▶ _Supplied material_:
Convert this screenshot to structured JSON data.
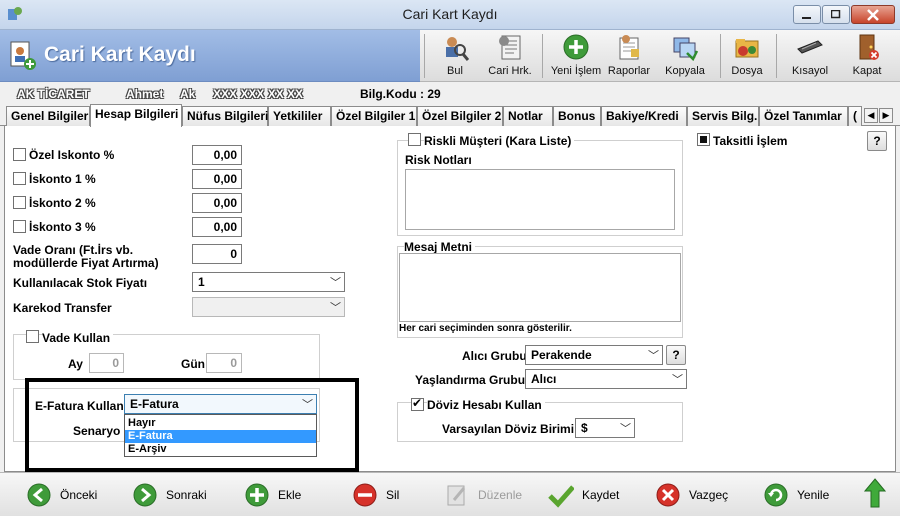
{
  "window": {
    "title": "Cari Kart Kaydı"
  },
  "header": {
    "title": "Cari Kart Kaydı"
  },
  "toolbar": {
    "bul": "Bul",
    "cari_hrk": "Cari Hrk.",
    "yeni_islem": "Yeni İşlem",
    "raporlar": "Raporlar",
    "kopyala": "Kopyala",
    "dosya": "Dosya",
    "kisayol": "Kısayol",
    "kapat": "Kapat"
  },
  "info": {
    "company": "AK TİCARET",
    "first_name": "Ahmet",
    "last_name": "Ak",
    "phone": "XXX XXX XX XX",
    "bilg_kodu": "Bilg.Kodu : 29"
  },
  "tabs": [
    "Genel Bilgiler",
    "Hesap Bilgileri",
    "Nüfus Bilgileri",
    "Yetkililer",
    "Özel Bilgiler 1",
    "Özel Bilgiler 2",
    "Notlar",
    "Bonus",
    "Bakiye/Kredi",
    "Servis Bilg.",
    "Özel Tanımlar",
    "("
  ],
  "form": {
    "ozel_iskonto_label": "Özel Iskonto %",
    "ozel_iskonto_value": "0,00",
    "iskonto1_label": "İskonto 1 %",
    "iskonto1_value": "0,00",
    "iskonto2_label": "İskonto 2 %",
    "iskonto2_value": "0,00",
    "iskonto3_label": "İskonto 3 %",
    "iskonto3_value": "0,00",
    "vade_orani_label_1": "Vade Oranı (Ft.İrs vb.",
    "vade_orani_label_2": "modüllerde Fiyat Artırma)",
    "vade_orani_value": "0",
    "stok_fiyati_label": "Kullanılacak Stok Fiyatı",
    "stok_fiyati_value": "1",
    "karekod_label": "Karekod Transfer",
    "karekod_value": "",
    "vade_kullan_label": "Vade Kullan",
    "ay_label": "Ay",
    "ay_value": "0",
    "gun_label": "Gün",
    "gun_value": "0",
    "efatura_label": "E-Fatura Kullan",
    "efatura_value": "E-Fatura",
    "senaryo_label": "Senaryo",
    "efatura_options": [
      "Hayır",
      "E-Fatura",
      "E-Arşiv"
    ],
    "riskli_label": "Riskli Müşteri (Kara Liste)",
    "risk_notlari_label": "Risk Notları",
    "mesaj_metni_label": "Mesaj Metni",
    "mesaj_note": "Her cari seçiminden sonra gösterilir.",
    "alici_grubu_label": "Alıcı Grubu",
    "alici_grubu_value": "Perakende",
    "yaslandirma_label": "Yaşlandırma Grubu",
    "yaslandirma_value": "Alıcı",
    "doviz_label": "Döviz Hesabı Kullan",
    "varsayilan_doviz_label": "Varsayılan Döviz Birimi",
    "varsayilan_doviz_value": "$",
    "taksitli_label": "Taksitli İşlem",
    "help": "?"
  },
  "bottom": {
    "onceki": "Önceki",
    "sonraki": "Sonraki",
    "ekle": "Ekle",
    "sil": "Sil",
    "duzenle": "Düzenle",
    "kaydet": "Kaydet",
    "vazgec": "Vazgeç",
    "yenile": "Yenile"
  }
}
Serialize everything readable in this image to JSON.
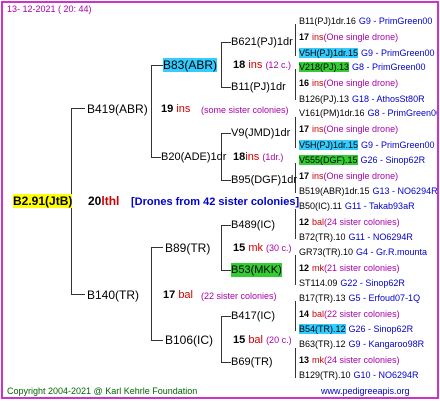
{
  "header": {
    "timestamp": "13- 12-2021 ( 20: 44)"
  },
  "footer": {
    "copyright": "Copyright 2004-2021 @ Karl Kehrle Foundation",
    "site": "www.pedigreeapis.org"
  },
  "root": {
    "id": "B2.91(JtB)",
    "year": "20",
    "breeder": "lthl",
    "note": "[Drones from 42 sister colonies]"
  },
  "gen1": [
    {
      "id": "B419(ABR)",
      "year": "19",
      "breeder": "ins",
      "note": "(some sister colonies)"
    },
    {
      "id": "B140(TR)",
      "year": "17",
      "breeder": "bal",
      "note": "(22 sister colonies)"
    }
  ],
  "gen2": [
    {
      "id": "B83(ABR)",
      "year": "18",
      "breeder": "ins",
      "note": "(12 c.)"
    },
    {
      "id": "B20(ADE)1dr",
      "year": "18",
      "breeder": "ins",
      "note": "(1dr.)"
    },
    {
      "id": "B89(TR)",
      "year": "15",
      "breeder": "mk",
      "note": "(30 c.)"
    },
    {
      "id": "B106(IC)",
      "year": "15",
      "breeder": "bal",
      "note": "(20 c.)"
    }
  ],
  "gen3": [
    {
      "id": "B621(PJ)1dr"
    },
    {
      "id": "B11(PJ)1dr"
    },
    {
      "id": "V9(JMD)1dr"
    },
    {
      "id": "B95(DGF)1dr"
    },
    {
      "id": "B489(IC)"
    },
    {
      "id": "B53(MKK)"
    },
    {
      "id": "B417(IC)"
    },
    {
      "id": "B69(TR)"
    }
  ],
  "gen4": [
    {
      "kind": "queen",
      "name": "B11(PJ)1dr.16",
      "hl": "",
      "src": "G9 - PrimGreen00"
    },
    {
      "kind": "drone",
      "year": "17",
      "breeder": "ins",
      "note": "(One single drone)"
    },
    {
      "kind": "queen",
      "name": "V5H(PJ)1dr.15",
      "hl": "cyan",
      "src": "G9 - PrimGreen00"
    },
    {
      "kind": "queen",
      "name": "V218(PJ).13",
      "hl": "green",
      "src": "G8 - PrimGreen00"
    },
    {
      "kind": "drone",
      "year": "16",
      "breeder": "ins",
      "note": "(One single drone)"
    },
    {
      "kind": "queen",
      "name": "B126(PJ).13",
      "hl": "",
      "src": "G18 - AthosSt80R"
    },
    {
      "kind": "queen",
      "name": "V161(PM)1dr.16",
      "hl": "",
      "src": "G8 - PrimGreen00"
    },
    {
      "kind": "drone",
      "year": "17",
      "breeder": "ins",
      "note": "(One single drone)"
    },
    {
      "kind": "queen",
      "name": "V5H(PJ)1dr.15",
      "hl": "cyan",
      "src": "G9 - PrimGreen00"
    },
    {
      "kind": "queen",
      "name": "V555(DGF).15",
      "hl": "green",
      "src": "G26 - Sinop62R"
    },
    {
      "kind": "drone",
      "year": "17",
      "breeder": "ins",
      "note": "(One single drone)"
    },
    {
      "kind": "queen",
      "name": "B519(ABR)1dr.15",
      "hl": "",
      "src": "G13 - NO6294R"
    },
    {
      "kind": "queen",
      "name": "B50(IC).11",
      "hl": "",
      "src": "G11 - Takab93aR"
    },
    {
      "kind": "drone",
      "year": "12",
      "breeder": "bal",
      "note": "(24 sister colonies)"
    },
    {
      "kind": "queen",
      "name": "B72(TR).10",
      "hl": "",
      "src": "G11 - NO6294R"
    },
    {
      "kind": "queen",
      "name": "GR73(TR).10",
      "hl": "",
      "src": "G4 - Gr.R.mounta"
    },
    {
      "kind": "drone",
      "year": "12",
      "breeder": "mk",
      "note": "(21 sister colonies)"
    },
    {
      "kind": "queen",
      "name": "ST114.09",
      "hl": "",
      "src": "G22 - Sinop62R"
    },
    {
      "kind": "queen",
      "name": "B17(TR).13",
      "hl": "",
      "src": "G5 - Erfoud07-1Q"
    },
    {
      "kind": "drone",
      "year": "14",
      "breeder": "bal",
      "note": "(22 sister colonies)"
    },
    {
      "kind": "queen",
      "name": "B54(TR).12",
      "hl": "cyan",
      "src": "G26 - Sinop62R"
    },
    {
      "kind": "queen",
      "name": "B63(TR).12",
      "hl": "",
      "src": "G9 - Kangaroo98R"
    },
    {
      "kind": "drone",
      "year": "13",
      "breeder": "mk",
      "note": "(24 sister colonies)"
    },
    {
      "kind": "queen",
      "name": "B129(TR).10",
      "hl": "",
      "src": "G10 - NO6294R"
    }
  ]
}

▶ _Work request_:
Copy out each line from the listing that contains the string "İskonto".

▶ _Exercise response_:
    "iskonto1_label": "İskonto 1 %",
    "iskonto2_label": "İskonto 2 %",
    "iskonto3_label": "İskonto 3 %",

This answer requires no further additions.